**Work order**: Please reproduce exactly the line that contains "What data populates" and every line after it through the end of the records below, adding nothing else.

**Data provided**:
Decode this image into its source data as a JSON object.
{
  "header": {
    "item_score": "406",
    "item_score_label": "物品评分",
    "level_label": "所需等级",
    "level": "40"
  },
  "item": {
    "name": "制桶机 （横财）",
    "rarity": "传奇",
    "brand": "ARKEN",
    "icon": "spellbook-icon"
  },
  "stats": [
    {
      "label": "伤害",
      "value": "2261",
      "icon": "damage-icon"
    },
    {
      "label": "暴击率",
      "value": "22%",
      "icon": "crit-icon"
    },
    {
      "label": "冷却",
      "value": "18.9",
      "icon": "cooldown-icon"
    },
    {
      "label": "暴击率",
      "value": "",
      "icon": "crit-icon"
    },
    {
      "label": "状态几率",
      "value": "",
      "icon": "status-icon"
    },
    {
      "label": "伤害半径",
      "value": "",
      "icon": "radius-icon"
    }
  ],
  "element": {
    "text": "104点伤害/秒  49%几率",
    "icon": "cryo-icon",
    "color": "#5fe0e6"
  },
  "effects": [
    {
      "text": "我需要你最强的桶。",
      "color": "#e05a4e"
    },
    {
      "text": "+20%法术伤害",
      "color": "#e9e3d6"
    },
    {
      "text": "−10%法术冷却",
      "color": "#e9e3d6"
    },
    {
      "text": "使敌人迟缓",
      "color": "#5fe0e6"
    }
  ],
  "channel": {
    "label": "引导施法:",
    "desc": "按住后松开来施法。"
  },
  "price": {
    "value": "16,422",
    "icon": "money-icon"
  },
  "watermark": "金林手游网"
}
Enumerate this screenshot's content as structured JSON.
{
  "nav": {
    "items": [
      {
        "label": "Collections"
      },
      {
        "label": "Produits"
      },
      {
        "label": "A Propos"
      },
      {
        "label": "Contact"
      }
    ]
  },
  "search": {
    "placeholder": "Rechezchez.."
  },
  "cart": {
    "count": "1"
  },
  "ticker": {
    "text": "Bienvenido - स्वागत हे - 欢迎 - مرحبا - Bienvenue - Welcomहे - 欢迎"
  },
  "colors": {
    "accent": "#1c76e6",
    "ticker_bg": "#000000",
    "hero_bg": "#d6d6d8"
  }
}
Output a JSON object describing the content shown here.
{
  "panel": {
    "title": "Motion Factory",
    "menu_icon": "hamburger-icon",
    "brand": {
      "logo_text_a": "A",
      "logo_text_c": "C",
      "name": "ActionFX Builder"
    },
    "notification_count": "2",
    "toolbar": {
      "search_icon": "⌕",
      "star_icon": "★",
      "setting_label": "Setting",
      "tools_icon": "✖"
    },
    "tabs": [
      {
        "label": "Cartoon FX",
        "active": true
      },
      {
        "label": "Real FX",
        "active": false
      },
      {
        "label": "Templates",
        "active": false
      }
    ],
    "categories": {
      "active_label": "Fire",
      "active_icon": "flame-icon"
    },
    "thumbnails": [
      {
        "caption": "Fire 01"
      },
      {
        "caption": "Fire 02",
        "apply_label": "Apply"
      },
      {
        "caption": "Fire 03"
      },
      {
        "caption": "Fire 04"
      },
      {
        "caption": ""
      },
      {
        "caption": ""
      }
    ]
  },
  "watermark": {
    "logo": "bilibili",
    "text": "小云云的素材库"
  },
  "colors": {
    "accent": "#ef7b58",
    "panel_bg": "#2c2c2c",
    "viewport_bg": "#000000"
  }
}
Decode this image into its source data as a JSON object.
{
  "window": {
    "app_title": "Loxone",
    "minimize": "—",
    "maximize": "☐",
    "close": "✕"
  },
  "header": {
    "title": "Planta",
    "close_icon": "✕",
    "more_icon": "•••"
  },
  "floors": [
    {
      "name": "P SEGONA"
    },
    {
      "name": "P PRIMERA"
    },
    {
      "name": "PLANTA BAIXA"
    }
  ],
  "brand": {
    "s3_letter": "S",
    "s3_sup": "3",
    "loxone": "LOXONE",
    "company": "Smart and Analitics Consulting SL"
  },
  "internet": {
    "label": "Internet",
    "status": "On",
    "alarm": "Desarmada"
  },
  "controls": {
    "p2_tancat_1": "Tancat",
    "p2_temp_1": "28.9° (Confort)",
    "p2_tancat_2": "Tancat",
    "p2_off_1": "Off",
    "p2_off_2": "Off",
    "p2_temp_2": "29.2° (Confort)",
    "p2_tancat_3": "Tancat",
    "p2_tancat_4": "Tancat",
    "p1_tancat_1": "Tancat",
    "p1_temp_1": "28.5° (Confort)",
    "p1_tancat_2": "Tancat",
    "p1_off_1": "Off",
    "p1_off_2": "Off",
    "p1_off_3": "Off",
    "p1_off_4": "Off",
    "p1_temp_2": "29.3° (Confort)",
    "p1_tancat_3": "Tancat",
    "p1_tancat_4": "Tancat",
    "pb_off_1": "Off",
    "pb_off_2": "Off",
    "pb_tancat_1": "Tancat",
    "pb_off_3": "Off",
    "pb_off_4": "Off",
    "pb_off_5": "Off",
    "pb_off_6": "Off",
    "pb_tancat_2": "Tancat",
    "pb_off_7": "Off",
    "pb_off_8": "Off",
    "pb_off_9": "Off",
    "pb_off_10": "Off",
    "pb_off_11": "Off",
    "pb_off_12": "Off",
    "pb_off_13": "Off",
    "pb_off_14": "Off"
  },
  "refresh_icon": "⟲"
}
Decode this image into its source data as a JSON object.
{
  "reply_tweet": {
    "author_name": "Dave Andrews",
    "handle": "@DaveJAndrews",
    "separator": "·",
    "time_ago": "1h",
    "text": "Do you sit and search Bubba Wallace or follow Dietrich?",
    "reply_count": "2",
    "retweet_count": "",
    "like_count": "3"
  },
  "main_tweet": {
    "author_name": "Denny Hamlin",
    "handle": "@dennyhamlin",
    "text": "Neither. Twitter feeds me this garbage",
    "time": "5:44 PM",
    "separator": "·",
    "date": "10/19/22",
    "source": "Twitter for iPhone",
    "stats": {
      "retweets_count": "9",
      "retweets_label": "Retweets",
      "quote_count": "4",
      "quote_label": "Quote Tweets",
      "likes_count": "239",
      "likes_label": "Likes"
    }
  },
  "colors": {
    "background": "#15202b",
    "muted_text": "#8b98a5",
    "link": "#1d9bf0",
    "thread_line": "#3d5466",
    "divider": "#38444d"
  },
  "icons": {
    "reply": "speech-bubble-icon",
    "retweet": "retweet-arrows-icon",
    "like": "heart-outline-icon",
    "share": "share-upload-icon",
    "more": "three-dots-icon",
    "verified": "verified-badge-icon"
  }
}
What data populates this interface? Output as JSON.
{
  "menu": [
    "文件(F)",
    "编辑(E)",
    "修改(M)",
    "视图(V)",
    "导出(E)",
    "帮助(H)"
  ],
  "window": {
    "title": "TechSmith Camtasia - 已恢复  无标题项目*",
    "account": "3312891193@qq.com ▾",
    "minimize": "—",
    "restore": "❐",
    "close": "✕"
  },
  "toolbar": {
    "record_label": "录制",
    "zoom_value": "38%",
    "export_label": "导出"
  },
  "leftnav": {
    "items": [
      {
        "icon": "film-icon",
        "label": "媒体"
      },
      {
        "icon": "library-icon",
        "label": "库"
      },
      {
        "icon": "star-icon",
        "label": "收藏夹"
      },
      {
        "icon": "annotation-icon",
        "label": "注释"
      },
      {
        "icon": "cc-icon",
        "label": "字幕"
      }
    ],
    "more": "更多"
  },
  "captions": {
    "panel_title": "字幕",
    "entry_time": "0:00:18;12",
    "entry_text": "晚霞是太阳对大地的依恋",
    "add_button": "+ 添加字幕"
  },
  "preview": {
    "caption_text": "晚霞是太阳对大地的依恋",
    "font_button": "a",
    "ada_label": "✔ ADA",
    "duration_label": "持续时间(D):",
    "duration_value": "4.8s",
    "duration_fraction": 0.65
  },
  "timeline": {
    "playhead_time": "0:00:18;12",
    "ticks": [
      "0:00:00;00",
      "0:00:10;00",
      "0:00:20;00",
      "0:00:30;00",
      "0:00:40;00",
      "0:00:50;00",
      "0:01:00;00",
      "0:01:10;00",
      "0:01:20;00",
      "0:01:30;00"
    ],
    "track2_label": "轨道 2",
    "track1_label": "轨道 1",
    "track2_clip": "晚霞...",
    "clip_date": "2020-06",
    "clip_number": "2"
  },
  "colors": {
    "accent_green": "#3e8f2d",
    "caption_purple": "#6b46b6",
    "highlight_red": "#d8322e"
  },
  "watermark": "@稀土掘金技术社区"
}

**Exercise solution**:
What data populates this interface? Output as JSON.
{
  "menu": [
    "文件(F)",
    "编辑(E)",
    "修改(M)",
    "视图(V)",
    "导出(E)",
    "帮助(H)"
  ],
  "window": {
    "title": "TechSmith Camtasia - 已恢复  无标题项目*",
    "account": "3312891193@qq.com ▾",
    "minimize": "—",
    "restore": "❐",
    "close": "✕"
  },
  "toolbar": {
    "record_label": "录制",
    "zoom_value": "38%",
    "export_label": "导出"
  },
  "leftnav": {
    "items": [
      {
        "icon": "film-icon",
        "label": "媒体"
      },
      {
        "icon": "library-icon",
        "label": "库"
      },
      {
        "icon": "star-icon",
        "label": "收藏夹"
      },
      {
        "icon": "annotation-icon",
        "label": "注释"
      },
      {
        "icon": "cc-icon",
        "label": "字幕"
      }
    ],
    "more": "更多"
  },
  "captions": {
    "panel_title": "字幕",
    "entry_time": "0:00:18;12",
    "entry_text": "晚霞是太阳对大地的依恋",
    "add_button": "+ 添加字幕"
  },
  "preview": {
    "caption_text": "晚霞是太阳对大地的依恋",
    "font_button": "a",
    "ada_label": "✔ ADA",
    "duration_label": "持续时间(D):",
    "duration_value": "4.8s",
    "duration_fraction": 0.65
  },
  "timeline": {
    "playhead_time": "0:00:18;12",
    "ticks": [
      "0:00:00;00",
      "0:00:10;00",
      "0:00:20;00",
      "0:00:30;00",
      "0:00:40;00",
      "0:00:50;00",
      "0:01:00;00",
      "0:01:10;00",
      "0:01:20;00",
      "0:01:30;00"
    ],
    "track2_label": "轨道 2",
    "track1_label": "轨道 1",
    "track2_clip": "晚霞...",
    "clip_date": "2020-06",
    "clip_number": "2"
  },
  "colors": {
    "accent_green": "#3e8f2d",
    "caption_purple": "#6b46b6",
    "highlight_red": "#d8322e"
  },
  "watermark": "@稀土掘金技术社区"
}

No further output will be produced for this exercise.